On June 7, 2016, Quebec’s Minister of Sustainable Development, Environment and the Fight against Climate Change, David Heurtel, tabled Bill 102 (Bill), which proposes to significantly amend the Environment Quality Act (EQA), including modernizing the environmental approval regime. The Bill follows the publication of a green paper by the minister in the winter of 2015 and public hearings held before the National Assembly. For further information on the green paper, please see our February 2015 Blakes Bulletin: Quebec Environment Minister Aims to Modernize Environmental Approval Process.
This bulletin provides a brief overview of some of the key modifications proposed by the Bill. A more detailed analysis of the amendments will be the subject of a further bulletin.

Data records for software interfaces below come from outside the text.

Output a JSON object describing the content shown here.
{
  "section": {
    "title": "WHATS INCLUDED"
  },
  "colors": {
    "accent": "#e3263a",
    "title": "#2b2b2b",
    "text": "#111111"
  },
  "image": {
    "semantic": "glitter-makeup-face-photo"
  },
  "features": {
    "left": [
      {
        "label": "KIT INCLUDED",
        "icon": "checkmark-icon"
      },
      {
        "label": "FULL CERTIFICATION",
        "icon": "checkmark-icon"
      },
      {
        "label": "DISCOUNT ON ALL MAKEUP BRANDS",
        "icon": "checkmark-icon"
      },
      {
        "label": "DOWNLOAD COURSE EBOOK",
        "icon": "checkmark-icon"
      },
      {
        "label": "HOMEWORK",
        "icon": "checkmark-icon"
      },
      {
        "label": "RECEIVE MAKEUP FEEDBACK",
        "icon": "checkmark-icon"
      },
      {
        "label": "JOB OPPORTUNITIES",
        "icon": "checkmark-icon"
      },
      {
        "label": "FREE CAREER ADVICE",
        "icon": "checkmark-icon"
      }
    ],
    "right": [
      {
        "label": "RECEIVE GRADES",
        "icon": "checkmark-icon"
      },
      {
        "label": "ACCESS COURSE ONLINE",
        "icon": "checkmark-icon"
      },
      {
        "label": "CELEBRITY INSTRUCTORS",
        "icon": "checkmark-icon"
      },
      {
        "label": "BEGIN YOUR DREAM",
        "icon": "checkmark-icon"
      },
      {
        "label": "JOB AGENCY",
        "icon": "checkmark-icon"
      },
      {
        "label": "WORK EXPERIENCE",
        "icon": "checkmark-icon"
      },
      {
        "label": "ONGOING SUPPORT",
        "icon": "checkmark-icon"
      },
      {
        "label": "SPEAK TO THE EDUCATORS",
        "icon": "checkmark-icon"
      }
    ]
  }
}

Approval based on classification of environmental risk — The Bill aims to simplify the environmental approval process by classifying projects according to four categories of environmental risk: high, moderate, low and negligible risk. Activities considered to be of low risk and negligible risk will be set out in a regulation. High-risk projects will continue to be subject to the environmental assessment and review procedure and moderate-risk projects will remain subject to the obligation to obtain a ministerial authorization. For low-risk activities, it is planned that the proponent will only be required to file a declaration of compliance with environmental laws and may begin its activities 30 days after filing a declaration, which would result in a reduction of delays for activities in this category. Finally, activities with negligible risk will be exempt from obtaining an authorization and any other filing.
Single type authorization for projects — A single type of ministerial authorization will be required for a given project, whereas currently, various types of authorizations may be required.
Environmental impact assessment procedure — The list of projects subject to the environmental impact assessment and review procedure will be reviewed. The government will also have the power, in exceptional circumstances, to subject projects to the environmental impact and review procedure that are not specifically listed, when such projects present major environmental risks, for instance with respect to climate change. This represents a significant change from the current regime, which is based on a closed list. The public will also have the opportunity to provide input early on in the project development process, including making submissions to the minister on issues that should be taken into account in the environmental impact study.
Transfer of authorizations — It will be possible to transfer environmental authorizations by providing prior notice to the ministry. Currently, ministry consent is required to assign certificates of authorization in the context of an asset transaction, which can take several weeks.
Access to information and transparency — The Bill plans to increase the transparency and accessibility of information that forms part of the environmental approval process. It is proposed that ministry-issued authorizations and the majority of documents incorporated by reference into the approval, as well as information on low-risk projects that require a compliance declaration will be made public in a registry accessible on the ministry’s website. An environmental assessment registry will also be created, which will make information filed by a proponent public when the documents are filed with the ministry.
Greenhouse gas (GHG) emissions — The Bill provides that a proponent of a project whose estimated GHG emissions exceed a set threshold will be required to show that its project is optimal from a GHG emission perspective and justify the technology selected, the processes and the sources of energy that will be used.